▸ **Records provided**:
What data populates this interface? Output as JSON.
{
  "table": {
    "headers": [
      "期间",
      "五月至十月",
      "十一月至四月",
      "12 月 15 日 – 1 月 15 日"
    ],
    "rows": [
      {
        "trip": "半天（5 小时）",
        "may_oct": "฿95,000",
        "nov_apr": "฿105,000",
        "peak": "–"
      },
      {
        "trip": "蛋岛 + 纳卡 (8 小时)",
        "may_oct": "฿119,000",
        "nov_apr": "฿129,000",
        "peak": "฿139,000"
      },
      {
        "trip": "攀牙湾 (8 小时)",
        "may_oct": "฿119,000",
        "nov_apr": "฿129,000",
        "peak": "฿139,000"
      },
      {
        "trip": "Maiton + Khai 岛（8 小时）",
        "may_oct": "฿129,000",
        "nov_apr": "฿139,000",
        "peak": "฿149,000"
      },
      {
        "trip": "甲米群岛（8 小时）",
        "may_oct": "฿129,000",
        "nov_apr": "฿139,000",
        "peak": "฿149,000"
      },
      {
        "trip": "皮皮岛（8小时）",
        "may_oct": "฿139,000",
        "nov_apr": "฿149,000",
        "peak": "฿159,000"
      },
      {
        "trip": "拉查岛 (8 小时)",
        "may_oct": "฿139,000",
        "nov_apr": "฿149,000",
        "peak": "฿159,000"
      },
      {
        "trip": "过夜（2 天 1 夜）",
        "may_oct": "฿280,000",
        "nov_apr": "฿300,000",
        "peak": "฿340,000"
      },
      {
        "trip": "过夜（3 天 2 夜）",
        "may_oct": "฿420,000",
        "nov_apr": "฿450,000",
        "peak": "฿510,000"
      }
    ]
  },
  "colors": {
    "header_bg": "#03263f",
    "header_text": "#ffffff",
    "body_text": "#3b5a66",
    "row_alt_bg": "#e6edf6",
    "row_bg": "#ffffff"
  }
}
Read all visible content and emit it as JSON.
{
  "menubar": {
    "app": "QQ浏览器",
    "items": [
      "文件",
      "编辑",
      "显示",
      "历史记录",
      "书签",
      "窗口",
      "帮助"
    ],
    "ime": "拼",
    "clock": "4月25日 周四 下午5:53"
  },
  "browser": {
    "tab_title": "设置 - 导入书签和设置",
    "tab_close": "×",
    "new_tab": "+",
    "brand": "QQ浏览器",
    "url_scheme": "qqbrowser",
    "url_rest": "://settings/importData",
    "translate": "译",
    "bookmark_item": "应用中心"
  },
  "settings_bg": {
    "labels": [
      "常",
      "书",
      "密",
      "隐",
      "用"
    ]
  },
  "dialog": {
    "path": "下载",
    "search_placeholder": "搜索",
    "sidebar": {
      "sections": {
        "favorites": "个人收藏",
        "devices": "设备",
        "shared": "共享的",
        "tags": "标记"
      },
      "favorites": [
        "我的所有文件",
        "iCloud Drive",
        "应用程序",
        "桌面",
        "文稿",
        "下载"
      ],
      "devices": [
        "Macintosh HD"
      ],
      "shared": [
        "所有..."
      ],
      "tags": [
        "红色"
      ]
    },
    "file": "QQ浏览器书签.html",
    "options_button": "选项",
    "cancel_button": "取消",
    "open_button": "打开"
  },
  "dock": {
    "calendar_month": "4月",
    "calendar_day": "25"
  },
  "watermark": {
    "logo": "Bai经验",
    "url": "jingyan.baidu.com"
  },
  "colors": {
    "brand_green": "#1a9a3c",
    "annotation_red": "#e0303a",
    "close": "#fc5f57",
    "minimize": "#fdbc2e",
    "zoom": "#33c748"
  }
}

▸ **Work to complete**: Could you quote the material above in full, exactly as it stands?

▸ **Expected answer**:
What data populates this interface? Output as JSON.
{
  "table": {
    "headers": [
      "期间",
      "五月至十月",
      "十一月至四月",
      "12 月 15 日 – 1 月 15 日"
    ],
    "rows": [
      {
        "trip": "半天（5 小时）",
        "may_oct": "฿95,000",
        "nov_apr": "฿105,000",
        "peak": "–"
      },
      {
        "trip": "蛋岛 + 纳卡 (8 小时)",
        "may_oct": "฿119,000",
        "nov_apr": "฿129,000",
        "peak": "฿139,000"
      },
      {
        "trip": "攀牙湾 (8 小时)",
        "may_oct": "฿119,000",
        "nov_apr": "฿129,000",
        "peak": "฿139,000"
      },
      {
        "trip": "Maiton + Khai 岛（8 小时）",
        "may_oct": "฿129,000",
        "nov_apr": "฿139,000",
        "peak": "฿149,000"
      },
      {
        "trip": "甲米群岛（8 小时）",
        "may_oct": "฿129,000",
        "nov_apr": "฿139,000",
        "peak": "฿149,000"
      },
      {
        "trip": "皮皮岛（8小时）",
        "may_oct": "฿139,000",
        "nov_apr": "฿149,000",
        "peak": "฿159,000"
      },
      {
        "trip": "拉查岛 (8 小时)",
        "may_oct": "฿139,000",
        "nov_apr": "฿149,000",
        "peak": "฿159,000"
      },
      {
        "trip": "过夜（2 天 1 夜）",
        "may_oct": "฿280,000",
        "nov_apr": "฿300,000",
        "peak": "฿340,000"
      },
      {
        "trip": "过夜（3 天 2 夜）",
        "may_oct": "฿420,000",
        "nov_apr": "฿450,000",
        "peak": "฿510,000"
      }
    ]
  },
  "colors": {
    "header_bg": "#03263f",
    "header_text": "#ffffff",
    "body_text": "#3b5a66",
    "row_alt_bg": "#e6edf6",
    "row_bg": "#ffffff"
  }
}
Read all visible content and emit it as JSON.
{
  "menubar": {
    "app": "QQ浏览器",
    "items": [
      "文件",
      "编辑",
      "显示",
      "历史记录",
      "书签",
      "窗口",
      "帮助"
    ],
    "ime": "拼",
    "clock": "4月25日 周四 下午5:53"
  },
  "browser": {
    "tab_title": "设置 - 导入书签和设置",
    "tab_close": "×",
    "new_tab": "+",
    "brand": "QQ浏览器",
    "url_scheme": "qqbrowser",
    "url_rest": "://settings/importData",
    "translate": "译",
    "bookmark_item": "应用中心"
  },
  "settings_bg": {
    "labels": [
      "常",
      "书",
      "密",
      "隐",
      "用"
    ]
  },
  "dialog": {
    "path": "下载",
    "search_placeholder": "搜索",
    "sidebar": {
      "sections": {
        "favorites": "个人收藏",
        "devices": "设备",
        "shared": "共享的",
        "tags": "标记"
      },
      "favorites": [
        "我的所有文件",
        "iCloud Drive",
        "应用程序",
        "桌面",
        "文稿",
        "下载"
      ],
      "devices": [
        "Macintosh HD"
      ],
      "shared": [
        "所有..."
      ],
      "tags": [
        "红色"
      ]
    },
    "file": "QQ浏览器书签.html",
    "options_button": "选项",
    "cancel_button": "取消",
    "open_button": "打开"
  },
  "dock": {
    "calendar_month": "4月",
    "calendar_day": "25"
  },
  "watermark": {
    "logo": "Bai经验",
    "url": "jingyan.baidu.com"
  },
  "colors": {
    "brand_green": "#1a9a3c",
    "annotation_red": "#e0303a",
    "close": "#fc5f57",
    "minimize": "#fdbc2e",
    "zoom": "#33c748"
  }
}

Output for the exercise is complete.